Though once upon a time in Vancouver’s history skating on park lakes and ponds was a common thing, these days city officials keep close tabs on the ice’s thickness before giving the public the go-ahead to get out there and skate.
In Vancouver, Trout Lake in John Hendry Park has opened for skating in recent winters, but right now the official word is no. The City of Vancouver have even put lifeguards in place to ensure people keep off the ice (and keep dogs on leash near the frozen water).
Please stay off the ice! And keep dogs on a leash near the water. The ice is thin on our ponds and lakes despite the cold weather. Our lifeguards are out daily this week making people aware. #VanParkBoard pic.twitter.com/xUn1zWEgk2
— Vancouver Park Board (@ParkBoard) February 13, 2019

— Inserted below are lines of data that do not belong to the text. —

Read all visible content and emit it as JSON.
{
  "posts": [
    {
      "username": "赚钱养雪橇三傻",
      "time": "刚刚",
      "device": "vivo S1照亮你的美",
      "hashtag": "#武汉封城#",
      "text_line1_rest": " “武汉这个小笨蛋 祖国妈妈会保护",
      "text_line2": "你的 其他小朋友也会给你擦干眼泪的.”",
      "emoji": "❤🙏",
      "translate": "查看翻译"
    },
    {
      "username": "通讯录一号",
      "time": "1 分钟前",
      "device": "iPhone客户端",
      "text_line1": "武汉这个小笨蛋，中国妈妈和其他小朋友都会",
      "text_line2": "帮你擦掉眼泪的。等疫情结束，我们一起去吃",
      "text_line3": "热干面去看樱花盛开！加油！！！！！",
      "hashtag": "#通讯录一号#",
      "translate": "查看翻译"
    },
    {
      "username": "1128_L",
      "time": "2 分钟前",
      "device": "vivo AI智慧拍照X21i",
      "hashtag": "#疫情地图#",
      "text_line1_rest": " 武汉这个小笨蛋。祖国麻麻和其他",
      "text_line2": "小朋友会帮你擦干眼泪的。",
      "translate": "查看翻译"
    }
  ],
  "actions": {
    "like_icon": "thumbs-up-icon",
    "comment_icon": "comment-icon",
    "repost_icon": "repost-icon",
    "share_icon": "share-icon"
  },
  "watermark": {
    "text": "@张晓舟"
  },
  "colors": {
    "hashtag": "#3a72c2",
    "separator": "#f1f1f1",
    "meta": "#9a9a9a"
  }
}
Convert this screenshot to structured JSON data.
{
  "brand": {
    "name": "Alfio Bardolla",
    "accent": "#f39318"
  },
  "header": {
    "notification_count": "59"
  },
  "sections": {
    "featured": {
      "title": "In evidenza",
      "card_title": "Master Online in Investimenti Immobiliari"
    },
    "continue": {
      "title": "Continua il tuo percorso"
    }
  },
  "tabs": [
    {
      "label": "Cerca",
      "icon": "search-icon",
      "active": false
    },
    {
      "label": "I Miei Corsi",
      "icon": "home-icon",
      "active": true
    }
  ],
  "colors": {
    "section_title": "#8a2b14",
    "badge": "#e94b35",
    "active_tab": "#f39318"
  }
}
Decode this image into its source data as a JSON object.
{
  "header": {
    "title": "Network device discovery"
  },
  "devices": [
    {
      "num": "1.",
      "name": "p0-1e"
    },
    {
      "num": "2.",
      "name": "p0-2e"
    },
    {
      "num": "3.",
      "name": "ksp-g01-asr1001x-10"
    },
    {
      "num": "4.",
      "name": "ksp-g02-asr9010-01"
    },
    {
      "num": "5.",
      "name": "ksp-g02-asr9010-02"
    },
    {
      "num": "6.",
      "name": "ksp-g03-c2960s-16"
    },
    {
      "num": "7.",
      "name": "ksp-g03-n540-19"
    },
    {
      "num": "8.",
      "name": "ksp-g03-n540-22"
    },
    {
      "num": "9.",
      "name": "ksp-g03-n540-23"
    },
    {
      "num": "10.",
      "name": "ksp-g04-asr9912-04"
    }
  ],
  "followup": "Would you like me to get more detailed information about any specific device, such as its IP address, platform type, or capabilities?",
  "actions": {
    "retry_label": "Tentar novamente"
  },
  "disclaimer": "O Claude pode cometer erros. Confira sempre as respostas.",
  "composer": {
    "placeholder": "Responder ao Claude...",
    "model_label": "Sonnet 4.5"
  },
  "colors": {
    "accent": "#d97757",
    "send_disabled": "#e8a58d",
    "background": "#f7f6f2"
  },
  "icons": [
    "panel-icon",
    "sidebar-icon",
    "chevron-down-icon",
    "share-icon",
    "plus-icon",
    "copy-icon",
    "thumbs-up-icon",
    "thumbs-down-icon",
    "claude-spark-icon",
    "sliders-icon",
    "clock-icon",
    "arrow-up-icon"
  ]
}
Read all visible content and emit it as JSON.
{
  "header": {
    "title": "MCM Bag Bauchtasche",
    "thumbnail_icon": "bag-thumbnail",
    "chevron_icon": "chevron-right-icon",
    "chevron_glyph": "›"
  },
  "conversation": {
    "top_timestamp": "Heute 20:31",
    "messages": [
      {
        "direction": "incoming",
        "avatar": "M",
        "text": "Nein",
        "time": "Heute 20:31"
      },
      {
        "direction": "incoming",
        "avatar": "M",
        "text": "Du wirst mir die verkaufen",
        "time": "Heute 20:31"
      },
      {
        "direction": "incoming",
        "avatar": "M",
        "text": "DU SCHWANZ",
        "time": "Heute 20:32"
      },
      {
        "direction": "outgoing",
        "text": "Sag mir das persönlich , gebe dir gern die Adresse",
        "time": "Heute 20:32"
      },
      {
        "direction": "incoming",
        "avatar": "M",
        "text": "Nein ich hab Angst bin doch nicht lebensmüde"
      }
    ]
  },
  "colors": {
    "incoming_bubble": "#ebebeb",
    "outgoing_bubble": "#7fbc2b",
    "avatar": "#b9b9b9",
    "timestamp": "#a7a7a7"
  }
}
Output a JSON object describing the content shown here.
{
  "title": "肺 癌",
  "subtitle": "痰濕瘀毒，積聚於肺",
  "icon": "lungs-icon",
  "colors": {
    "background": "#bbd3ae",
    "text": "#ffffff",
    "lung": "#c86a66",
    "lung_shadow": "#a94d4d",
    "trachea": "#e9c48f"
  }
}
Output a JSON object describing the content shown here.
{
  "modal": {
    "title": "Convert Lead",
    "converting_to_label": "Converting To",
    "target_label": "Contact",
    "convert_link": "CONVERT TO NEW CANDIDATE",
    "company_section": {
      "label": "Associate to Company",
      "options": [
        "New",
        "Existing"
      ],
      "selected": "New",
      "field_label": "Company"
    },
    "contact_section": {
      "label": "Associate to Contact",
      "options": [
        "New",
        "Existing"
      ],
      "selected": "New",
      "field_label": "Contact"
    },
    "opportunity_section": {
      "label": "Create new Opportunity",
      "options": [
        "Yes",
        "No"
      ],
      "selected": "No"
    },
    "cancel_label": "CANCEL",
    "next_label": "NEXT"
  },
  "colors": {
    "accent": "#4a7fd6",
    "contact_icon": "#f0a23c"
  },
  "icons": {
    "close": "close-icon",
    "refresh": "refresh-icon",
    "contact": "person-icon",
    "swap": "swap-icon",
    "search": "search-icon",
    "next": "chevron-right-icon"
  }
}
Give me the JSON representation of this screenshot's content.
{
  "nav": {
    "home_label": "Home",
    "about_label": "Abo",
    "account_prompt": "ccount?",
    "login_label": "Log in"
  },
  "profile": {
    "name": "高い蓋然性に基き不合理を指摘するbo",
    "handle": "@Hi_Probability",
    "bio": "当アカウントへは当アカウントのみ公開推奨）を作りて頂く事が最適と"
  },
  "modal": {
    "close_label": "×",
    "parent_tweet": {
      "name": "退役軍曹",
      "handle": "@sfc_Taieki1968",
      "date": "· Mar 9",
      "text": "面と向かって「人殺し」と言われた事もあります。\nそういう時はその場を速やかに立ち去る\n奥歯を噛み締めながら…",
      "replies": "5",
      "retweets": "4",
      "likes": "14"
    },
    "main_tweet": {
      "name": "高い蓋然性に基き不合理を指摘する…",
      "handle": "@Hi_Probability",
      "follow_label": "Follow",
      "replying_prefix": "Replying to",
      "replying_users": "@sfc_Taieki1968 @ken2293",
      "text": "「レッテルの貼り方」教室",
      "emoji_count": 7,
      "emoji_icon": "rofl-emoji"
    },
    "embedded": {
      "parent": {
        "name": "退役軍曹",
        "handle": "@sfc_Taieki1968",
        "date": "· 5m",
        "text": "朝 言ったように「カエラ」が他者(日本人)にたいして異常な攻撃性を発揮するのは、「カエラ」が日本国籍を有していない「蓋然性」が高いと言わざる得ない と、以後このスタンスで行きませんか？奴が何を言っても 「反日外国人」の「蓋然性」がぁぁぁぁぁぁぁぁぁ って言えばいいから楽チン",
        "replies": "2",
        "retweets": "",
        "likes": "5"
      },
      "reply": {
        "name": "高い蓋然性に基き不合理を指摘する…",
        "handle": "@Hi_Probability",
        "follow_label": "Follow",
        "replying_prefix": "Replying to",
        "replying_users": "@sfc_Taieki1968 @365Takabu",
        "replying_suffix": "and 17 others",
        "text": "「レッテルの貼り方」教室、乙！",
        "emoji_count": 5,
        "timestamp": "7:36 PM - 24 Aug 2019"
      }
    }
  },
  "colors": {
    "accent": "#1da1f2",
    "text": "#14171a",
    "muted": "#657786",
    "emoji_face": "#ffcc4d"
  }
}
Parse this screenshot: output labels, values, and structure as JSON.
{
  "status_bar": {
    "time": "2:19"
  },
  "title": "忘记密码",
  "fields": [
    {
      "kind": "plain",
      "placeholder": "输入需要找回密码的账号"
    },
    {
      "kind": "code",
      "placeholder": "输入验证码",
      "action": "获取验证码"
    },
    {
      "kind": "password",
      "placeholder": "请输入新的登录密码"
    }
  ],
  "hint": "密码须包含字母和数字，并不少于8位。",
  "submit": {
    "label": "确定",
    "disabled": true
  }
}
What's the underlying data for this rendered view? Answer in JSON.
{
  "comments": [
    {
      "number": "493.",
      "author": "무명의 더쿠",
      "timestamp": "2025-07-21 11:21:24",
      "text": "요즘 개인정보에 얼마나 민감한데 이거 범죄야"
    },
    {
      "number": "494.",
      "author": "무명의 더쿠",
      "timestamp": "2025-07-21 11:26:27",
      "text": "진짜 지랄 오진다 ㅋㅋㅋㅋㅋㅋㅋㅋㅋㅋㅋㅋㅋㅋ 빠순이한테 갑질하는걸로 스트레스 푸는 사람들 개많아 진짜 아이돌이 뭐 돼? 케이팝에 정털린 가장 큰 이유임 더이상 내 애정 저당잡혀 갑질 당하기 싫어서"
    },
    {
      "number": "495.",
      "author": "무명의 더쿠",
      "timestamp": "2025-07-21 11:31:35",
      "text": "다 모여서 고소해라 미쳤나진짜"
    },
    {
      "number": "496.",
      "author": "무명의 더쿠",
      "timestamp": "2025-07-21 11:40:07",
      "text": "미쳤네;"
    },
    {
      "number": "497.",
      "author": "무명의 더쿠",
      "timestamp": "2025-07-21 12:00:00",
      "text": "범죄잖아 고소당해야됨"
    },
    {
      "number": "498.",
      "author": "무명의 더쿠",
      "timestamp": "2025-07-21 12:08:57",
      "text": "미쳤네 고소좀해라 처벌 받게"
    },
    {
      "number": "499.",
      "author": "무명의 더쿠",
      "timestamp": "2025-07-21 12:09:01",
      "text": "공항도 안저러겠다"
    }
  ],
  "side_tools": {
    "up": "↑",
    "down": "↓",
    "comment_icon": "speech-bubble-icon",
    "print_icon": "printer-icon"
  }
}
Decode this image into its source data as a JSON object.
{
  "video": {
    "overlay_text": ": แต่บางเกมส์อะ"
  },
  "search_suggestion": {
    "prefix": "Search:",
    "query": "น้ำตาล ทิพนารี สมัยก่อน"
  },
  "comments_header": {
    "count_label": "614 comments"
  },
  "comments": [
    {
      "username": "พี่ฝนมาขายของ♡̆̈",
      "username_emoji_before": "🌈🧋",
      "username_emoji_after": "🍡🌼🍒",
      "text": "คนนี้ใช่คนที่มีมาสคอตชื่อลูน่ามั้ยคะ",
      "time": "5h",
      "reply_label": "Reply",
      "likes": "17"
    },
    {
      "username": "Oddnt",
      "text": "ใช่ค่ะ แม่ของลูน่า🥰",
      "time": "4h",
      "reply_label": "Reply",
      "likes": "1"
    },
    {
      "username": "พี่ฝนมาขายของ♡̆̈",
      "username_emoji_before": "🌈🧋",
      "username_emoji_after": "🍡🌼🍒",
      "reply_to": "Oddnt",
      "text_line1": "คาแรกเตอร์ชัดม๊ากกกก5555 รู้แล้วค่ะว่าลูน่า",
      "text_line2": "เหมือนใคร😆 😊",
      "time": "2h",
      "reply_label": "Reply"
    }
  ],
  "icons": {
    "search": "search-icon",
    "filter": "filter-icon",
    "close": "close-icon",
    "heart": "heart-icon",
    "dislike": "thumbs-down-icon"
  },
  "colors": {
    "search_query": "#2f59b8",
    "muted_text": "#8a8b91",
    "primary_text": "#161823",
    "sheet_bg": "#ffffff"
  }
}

Outside of the city, in both Coquitlam and Richmond, are some popular public parks where ice skating is known to happen during particularly cold spells. Coquitlam’s Como Lake and Lafarge Lake sometimes open to skating, however the city is very stern regarding safety on those bodies of water.
“During stretches of particularly cold weather, the City monitors the thickness of ice in City parks. Despite what might appear to be extremely cold weather conditions, the ice is often not thick enough to support people or animals,” notes Coquitlam’s Winter Wise safety webpage.
“Unless otherwise advised, we strongly urge you for your safety to obey all signs and stay off the ice, even if it looks thick enough.”
Similarly, in Richmond, Steveston’s Garry Point Park lures in skaters and hockey enthusiasts for a little bit of ice action. They’ve got signs up indicating the danger of thin ice and asking people to keep off…though that hasn’t stopped quite a few people in the last couple of days.